Requirement ::
Search the entries for the word "caption" and return every line where it is found.
(Beginning of Records provided)
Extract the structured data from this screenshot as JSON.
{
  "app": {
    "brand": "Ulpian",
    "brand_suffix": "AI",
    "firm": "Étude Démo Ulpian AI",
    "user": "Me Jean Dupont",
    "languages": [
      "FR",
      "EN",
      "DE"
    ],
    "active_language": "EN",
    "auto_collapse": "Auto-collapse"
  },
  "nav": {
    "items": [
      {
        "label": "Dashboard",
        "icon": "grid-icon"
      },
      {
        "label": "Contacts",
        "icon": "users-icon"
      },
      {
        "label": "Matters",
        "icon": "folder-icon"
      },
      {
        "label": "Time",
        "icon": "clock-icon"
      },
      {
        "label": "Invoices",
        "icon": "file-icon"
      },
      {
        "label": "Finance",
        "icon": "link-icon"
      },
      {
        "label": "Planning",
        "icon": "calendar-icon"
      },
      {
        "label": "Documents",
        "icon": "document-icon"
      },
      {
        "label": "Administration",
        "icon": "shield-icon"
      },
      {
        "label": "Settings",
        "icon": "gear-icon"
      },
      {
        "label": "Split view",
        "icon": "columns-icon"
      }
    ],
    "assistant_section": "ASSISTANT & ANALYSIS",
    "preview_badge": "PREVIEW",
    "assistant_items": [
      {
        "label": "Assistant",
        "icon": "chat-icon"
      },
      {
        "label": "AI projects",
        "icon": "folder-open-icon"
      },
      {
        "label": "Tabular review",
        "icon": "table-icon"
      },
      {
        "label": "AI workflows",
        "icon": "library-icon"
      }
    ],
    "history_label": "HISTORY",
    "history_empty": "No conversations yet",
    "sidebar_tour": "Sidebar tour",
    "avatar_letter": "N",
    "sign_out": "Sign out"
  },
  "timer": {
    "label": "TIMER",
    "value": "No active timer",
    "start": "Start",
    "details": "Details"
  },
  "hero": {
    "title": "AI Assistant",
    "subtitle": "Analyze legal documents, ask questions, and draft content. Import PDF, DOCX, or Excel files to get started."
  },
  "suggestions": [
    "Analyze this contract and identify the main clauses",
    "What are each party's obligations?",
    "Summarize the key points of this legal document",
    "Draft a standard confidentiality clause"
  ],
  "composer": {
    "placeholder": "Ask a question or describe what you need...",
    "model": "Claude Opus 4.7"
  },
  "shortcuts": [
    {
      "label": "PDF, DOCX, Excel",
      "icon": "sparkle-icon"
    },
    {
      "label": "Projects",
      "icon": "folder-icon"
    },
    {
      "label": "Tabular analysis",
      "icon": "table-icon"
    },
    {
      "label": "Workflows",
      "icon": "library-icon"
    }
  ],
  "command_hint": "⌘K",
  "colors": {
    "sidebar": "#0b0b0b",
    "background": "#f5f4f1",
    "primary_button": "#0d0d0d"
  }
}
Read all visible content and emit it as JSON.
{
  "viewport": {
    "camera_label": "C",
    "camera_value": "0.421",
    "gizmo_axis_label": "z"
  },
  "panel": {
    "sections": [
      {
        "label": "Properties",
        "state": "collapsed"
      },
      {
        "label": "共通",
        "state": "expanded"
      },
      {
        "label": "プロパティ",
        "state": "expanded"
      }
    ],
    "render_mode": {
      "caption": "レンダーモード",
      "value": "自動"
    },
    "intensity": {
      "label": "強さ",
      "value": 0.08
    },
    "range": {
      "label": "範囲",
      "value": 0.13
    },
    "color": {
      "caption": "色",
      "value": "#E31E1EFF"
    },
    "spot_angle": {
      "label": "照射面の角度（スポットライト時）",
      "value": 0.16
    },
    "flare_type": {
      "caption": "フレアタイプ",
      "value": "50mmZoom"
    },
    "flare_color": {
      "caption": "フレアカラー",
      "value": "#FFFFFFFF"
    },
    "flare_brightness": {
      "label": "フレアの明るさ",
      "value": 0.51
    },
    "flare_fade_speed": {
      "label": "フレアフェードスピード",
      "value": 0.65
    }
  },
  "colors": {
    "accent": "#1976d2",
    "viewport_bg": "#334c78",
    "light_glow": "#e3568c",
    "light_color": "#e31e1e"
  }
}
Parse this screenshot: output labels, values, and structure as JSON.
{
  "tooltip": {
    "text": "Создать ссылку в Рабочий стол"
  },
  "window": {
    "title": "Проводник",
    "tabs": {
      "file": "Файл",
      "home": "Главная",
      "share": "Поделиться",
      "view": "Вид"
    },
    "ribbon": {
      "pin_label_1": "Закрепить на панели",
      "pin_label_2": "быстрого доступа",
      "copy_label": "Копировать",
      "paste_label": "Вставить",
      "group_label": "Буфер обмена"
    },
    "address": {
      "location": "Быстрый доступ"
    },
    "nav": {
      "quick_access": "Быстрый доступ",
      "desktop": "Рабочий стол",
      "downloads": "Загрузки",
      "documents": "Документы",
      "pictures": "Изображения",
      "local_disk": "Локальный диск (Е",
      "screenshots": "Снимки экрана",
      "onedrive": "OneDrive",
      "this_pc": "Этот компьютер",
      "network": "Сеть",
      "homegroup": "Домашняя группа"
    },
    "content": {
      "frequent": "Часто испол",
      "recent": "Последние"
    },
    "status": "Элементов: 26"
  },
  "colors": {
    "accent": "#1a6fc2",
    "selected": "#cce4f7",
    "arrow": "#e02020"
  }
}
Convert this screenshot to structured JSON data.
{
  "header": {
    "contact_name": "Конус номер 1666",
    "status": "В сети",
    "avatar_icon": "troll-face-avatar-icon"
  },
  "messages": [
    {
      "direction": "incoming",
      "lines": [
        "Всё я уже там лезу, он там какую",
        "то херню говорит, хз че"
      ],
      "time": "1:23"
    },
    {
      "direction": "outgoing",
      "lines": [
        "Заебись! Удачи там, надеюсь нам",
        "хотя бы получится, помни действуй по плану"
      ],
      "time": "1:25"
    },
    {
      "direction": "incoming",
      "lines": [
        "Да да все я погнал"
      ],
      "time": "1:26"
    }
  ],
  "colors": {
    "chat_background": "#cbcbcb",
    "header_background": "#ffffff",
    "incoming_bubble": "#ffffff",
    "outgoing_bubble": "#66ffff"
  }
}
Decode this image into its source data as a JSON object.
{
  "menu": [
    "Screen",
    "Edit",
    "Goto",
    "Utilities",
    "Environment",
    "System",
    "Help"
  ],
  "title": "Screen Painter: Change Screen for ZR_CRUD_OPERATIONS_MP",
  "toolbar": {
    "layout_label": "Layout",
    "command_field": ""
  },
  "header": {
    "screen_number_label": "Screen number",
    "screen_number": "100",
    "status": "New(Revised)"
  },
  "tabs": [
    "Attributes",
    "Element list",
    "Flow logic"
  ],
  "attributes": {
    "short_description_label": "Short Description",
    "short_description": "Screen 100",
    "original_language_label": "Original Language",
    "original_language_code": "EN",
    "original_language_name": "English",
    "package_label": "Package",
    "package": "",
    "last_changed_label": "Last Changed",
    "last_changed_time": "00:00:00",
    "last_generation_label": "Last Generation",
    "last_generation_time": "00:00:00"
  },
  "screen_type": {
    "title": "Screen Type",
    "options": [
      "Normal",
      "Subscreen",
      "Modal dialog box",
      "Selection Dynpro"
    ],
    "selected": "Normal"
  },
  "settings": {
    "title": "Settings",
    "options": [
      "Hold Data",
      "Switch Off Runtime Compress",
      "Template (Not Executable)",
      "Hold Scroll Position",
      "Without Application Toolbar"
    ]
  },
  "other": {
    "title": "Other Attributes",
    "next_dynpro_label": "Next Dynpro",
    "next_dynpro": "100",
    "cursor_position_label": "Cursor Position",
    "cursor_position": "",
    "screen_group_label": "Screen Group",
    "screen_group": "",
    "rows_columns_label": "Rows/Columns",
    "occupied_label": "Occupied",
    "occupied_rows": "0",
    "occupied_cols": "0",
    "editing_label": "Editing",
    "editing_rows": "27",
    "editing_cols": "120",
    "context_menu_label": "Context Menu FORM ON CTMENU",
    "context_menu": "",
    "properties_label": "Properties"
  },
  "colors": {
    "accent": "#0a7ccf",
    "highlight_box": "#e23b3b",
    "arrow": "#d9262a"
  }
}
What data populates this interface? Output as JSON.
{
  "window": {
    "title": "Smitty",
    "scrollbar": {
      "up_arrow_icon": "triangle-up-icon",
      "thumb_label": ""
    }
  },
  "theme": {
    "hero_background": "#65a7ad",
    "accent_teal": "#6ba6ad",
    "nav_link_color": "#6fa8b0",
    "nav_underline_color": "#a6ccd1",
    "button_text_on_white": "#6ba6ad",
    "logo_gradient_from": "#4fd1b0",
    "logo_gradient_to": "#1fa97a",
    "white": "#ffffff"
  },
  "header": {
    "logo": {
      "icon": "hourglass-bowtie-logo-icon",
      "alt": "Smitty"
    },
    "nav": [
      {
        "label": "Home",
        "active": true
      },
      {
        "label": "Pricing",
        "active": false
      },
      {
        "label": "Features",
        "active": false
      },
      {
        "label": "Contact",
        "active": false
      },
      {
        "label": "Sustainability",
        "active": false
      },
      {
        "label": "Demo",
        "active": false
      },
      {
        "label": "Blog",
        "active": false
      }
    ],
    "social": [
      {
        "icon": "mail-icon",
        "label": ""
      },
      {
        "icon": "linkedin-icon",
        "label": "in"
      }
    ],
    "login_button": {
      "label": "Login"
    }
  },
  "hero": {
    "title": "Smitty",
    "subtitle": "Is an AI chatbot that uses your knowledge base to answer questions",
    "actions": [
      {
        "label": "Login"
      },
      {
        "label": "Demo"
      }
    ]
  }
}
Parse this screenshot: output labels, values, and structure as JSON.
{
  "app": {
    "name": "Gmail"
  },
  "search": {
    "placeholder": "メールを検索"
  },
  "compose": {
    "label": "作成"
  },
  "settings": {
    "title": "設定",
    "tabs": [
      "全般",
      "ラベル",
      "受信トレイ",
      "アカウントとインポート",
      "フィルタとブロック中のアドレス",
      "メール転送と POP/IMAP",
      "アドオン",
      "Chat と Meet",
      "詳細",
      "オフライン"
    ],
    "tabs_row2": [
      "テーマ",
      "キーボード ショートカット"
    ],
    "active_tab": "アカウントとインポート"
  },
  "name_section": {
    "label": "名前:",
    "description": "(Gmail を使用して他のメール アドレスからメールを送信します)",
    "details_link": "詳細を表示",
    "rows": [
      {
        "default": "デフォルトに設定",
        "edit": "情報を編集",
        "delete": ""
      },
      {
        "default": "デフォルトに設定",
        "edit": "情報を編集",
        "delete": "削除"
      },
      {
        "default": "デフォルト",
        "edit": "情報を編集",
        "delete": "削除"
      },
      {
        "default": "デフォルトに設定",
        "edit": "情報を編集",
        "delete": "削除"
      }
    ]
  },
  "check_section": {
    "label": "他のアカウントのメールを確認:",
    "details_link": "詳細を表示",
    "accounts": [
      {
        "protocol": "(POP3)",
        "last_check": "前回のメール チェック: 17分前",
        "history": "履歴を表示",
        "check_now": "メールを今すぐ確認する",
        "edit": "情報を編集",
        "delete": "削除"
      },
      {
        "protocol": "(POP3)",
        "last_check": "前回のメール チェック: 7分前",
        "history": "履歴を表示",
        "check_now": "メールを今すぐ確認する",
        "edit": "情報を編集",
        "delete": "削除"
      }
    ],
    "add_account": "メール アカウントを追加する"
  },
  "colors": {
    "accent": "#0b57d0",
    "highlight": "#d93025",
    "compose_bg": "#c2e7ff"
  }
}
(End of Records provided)
Answer section ::
      "caption": "レンダーモード",
      "caption": "色",
      "caption": "フレアタイプ",
      "caption": "フレアカラー",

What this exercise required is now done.